|Thompson, much like Paterno, is a legendary coach, adored for his old-school style. (AP)|
One of the inevitable and regrettable fallouts of big, public scandals is the fact a few people are just going to find ways to open their mouths and get their foot snugged inside there.
Seventy-year-old legendary former Georgetown coach John Thompson fits the description.
The quotes assembled below, via Dan Steinberg of The Washington Post, do not put Thompson in a good light, primarily because he reduces Joe Paterno's inaction re: Jerry Sandusky's continued sex crimes to a "mistake," as if aloofness or careless could be used as a deflection of blame. It clearly can't and shouldn't. Most realize it by now. Those who don't, most of them, are far away from microphones.

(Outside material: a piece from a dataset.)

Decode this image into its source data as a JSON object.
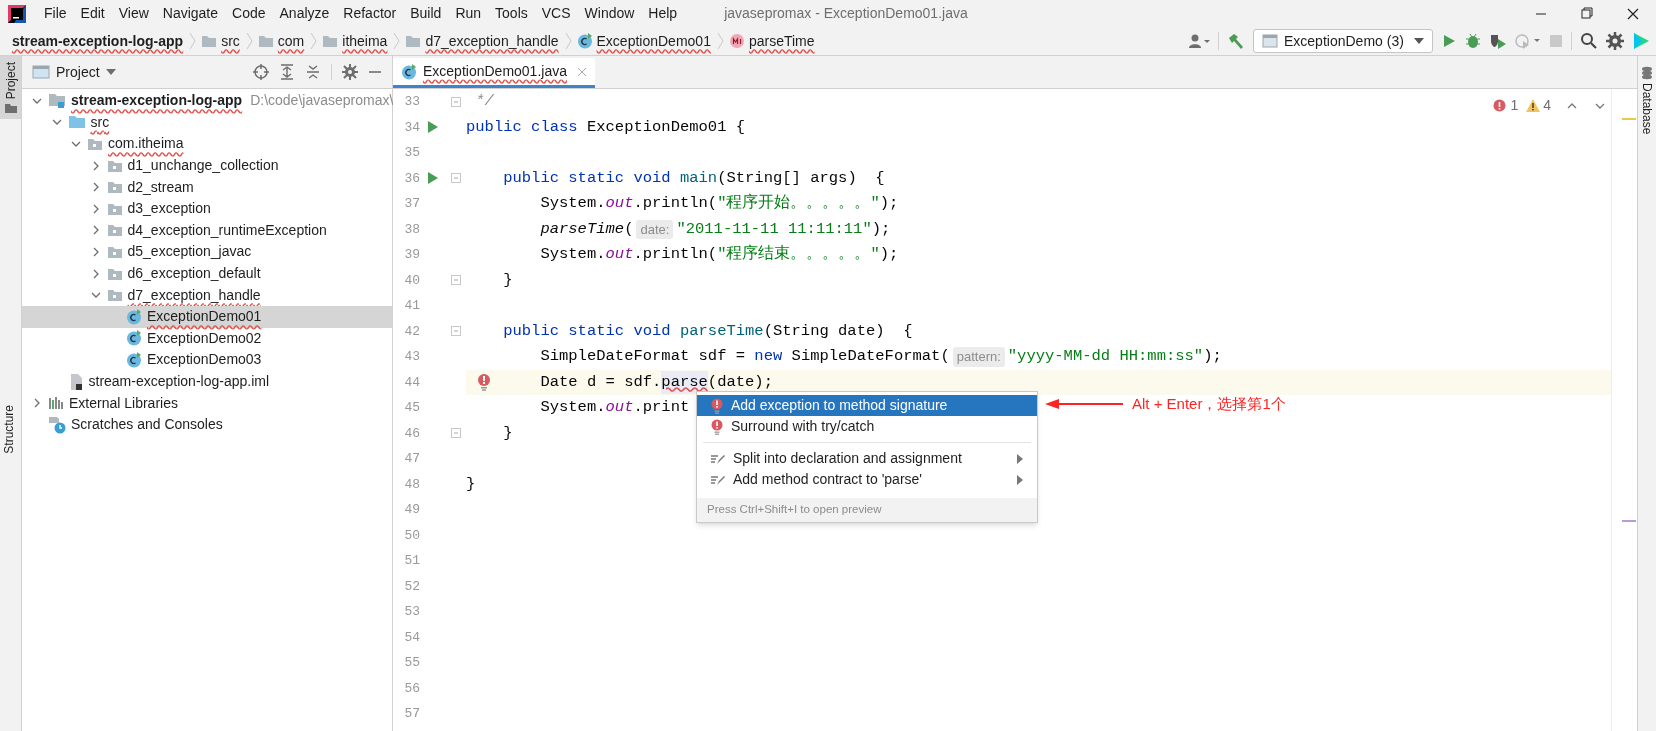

Now, before I share the words, let's take into account that Thompson was on radio, ESPN 980 in Washington, D.C. Knowing that, also know that platform can cause people to ramble. This doesn't remove him or excuse him from what he said, but this wasn't a measured, direct response to a question Thompson was addressing here. This was Thompson riffing, letting his diatribe take control, and it'll most certainly bring slack his way.
The qualifiers in Thompson's comments are what do him in here. Flatly, he's just a little too defensive of Paterno's character at a time when the dead man's Q rating is the lowest it ever has been and probably ever will be.
Via DC Sports Bog:
"So when you've got a good man who's done a hell of a lot of good, and he does something that he maybe would be sorry about, I can't begin to define him as being a bad person, because he made a mistake or he misjudged what he should have done. Just as I won't say that the bad person is good because he does a good thing.
“We create false gods in our lives. Joe is not a god. John [Wooden] is not a god, [Coach] K is not a god, [Vince] Lombardi is not a god. He's a human being that has human frailties, and they make mistakes, OK? But we need gods in our lives, and we tend to attribute that only — only — to sport ...
“I feel bad for Joe, because I think he was a damn good man. I think he made a mistake. Probably he would say a terrible mistake. But if Jesse James robbed a hundred thousand banks and gave a little bit of money to the poor, I'm not gonna say he's a good man. Nor in hell am I gonna say that Joe is the worst person that ever lived because he made a mistake.
“He's not a god. We put people in god-like positions, and then they become incarcerated by their reputations. And then when they become incarcerated by their reputations, we exploit that. We exploit that. Because we need to say that if you win so many games, if you won so many championships, you're better than everybody else.
There's more to his quotes, but I don't want to pilfer all of what Steinberg culled. Do check out it out. It's more of Thompson making roundabout attacks and excuses about Paterno's comedown via the media's previous perception of him and fans' adoration.
Thompson is legendary not only for winning a national title and all those games at Georgetown, but also for his truculent personality. To be clear: he wasn't well-liked by everyone, and many considered him a bully. But still a great coach. The man clearly still respects and admires Paterno, despite the Sandusky gaffes. That's fine, but he's finding out he would've been better suited to keep those comments to himself -- not that he'll give too much worry or concern to the reaction from said comments.